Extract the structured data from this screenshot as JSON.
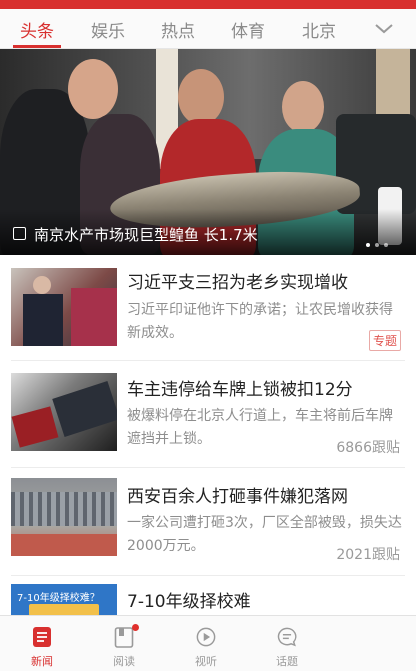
{
  "tabs": [
    {
      "label": "头条",
      "active": true
    },
    {
      "label": "娱乐",
      "active": false
    },
    {
      "label": "热点",
      "active": false
    },
    {
      "label": "体育",
      "active": false
    },
    {
      "label": "北京",
      "active": false
    }
  ],
  "tabs_more_icon": "chevron-down-icon",
  "hero": {
    "caption": "南京水产市场现巨型鳇鱼 长1.7米",
    "icon": "gallery-icon"
  },
  "news": [
    {
      "title": "习近平支三招为老乡实现增收",
      "desc": "习近平印证他许下的承诺；让农民增收获得新成效。",
      "tag": "专题"
    },
    {
      "title": "车主违停给车牌上锁被扣12分",
      "desc": "被爆料停在北京人行道上，车主将前后车牌遮挡并上锁。",
      "meta": "6866跟贴"
    },
    {
      "title": "西安百余人打砸事件嫌犯落网",
      "desc": "一家公司遭打砸3次，厂区全部被毁，损失达2000万元。",
      "meta": "2021跟贴"
    },
    {
      "title": "7-10年级择校难",
      "thumb_text": "7-10年级择校难？"
    }
  ],
  "bottom_nav": [
    {
      "label": "新闻",
      "icon": "news-icon",
      "active": true
    },
    {
      "label": "阅读",
      "icon": "reading-icon",
      "active": false
    },
    {
      "label": "视听",
      "icon": "play-icon",
      "active": false
    },
    {
      "label": "话题",
      "icon": "topic-icon",
      "active": false
    }
  ],
  "colors": {
    "accent": "#d8302f",
    "muted": "#8e8e8e"
  }
}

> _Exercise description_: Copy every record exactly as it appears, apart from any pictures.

> _Completed task_:
Extract the structured data from this screenshot as JSON.
{
  "tabs": [
    {
      "label": "头条",
      "active": true
    },
    {
      "label": "娱乐",
      "active": false
    },
    {
      "label": "热点",
      "active": false
    },
    {
      "label": "体育",
      "active": false
    },
    {
      "label": "北京",
      "active": false
    }
  ],
  "tabs_more_icon": "chevron-down-icon",
  "hero": {
    "caption": "南京水产市场现巨型鳇鱼 长1.7米",
    "icon": "gallery-icon"
  },
  "news": [
    {
      "title": "习近平支三招为老乡实现增收",
      "desc": "习近平印证他许下的承诺；让农民增收获得新成效。",
      "tag": "专题"
    },
    {
      "title": "车主违停给车牌上锁被扣12分",
      "desc": "被爆料停在北京人行道上，车主将前后车牌遮挡并上锁。",
      "meta": "6866跟贴"
    },
    {
      "title": "西安百余人打砸事件嫌犯落网",
      "desc": "一家公司遭打砸3次，厂区全部被毁，损失达2000万元。",
      "meta": "2021跟贴"
    },
    {
      "title": "7-10年级择校难",
      "thumb_text": "7-10年级择校难？"
    }
  ],
  "bottom_nav": [
    {
      "label": "新闻",
      "icon": "news-icon",
      "active": true
    },
    {
      "label": "阅读",
      "icon": "reading-icon",
      "active": false
    },
    {
      "label": "视听",
      "icon": "play-icon",
      "active": false
    },
    {
      "label": "话题",
      "icon": "topic-icon",
      "active": false
    }
  ],
  "colors": {
    "accent": "#d8302f",
    "muted": "#8e8e8e"
  }
}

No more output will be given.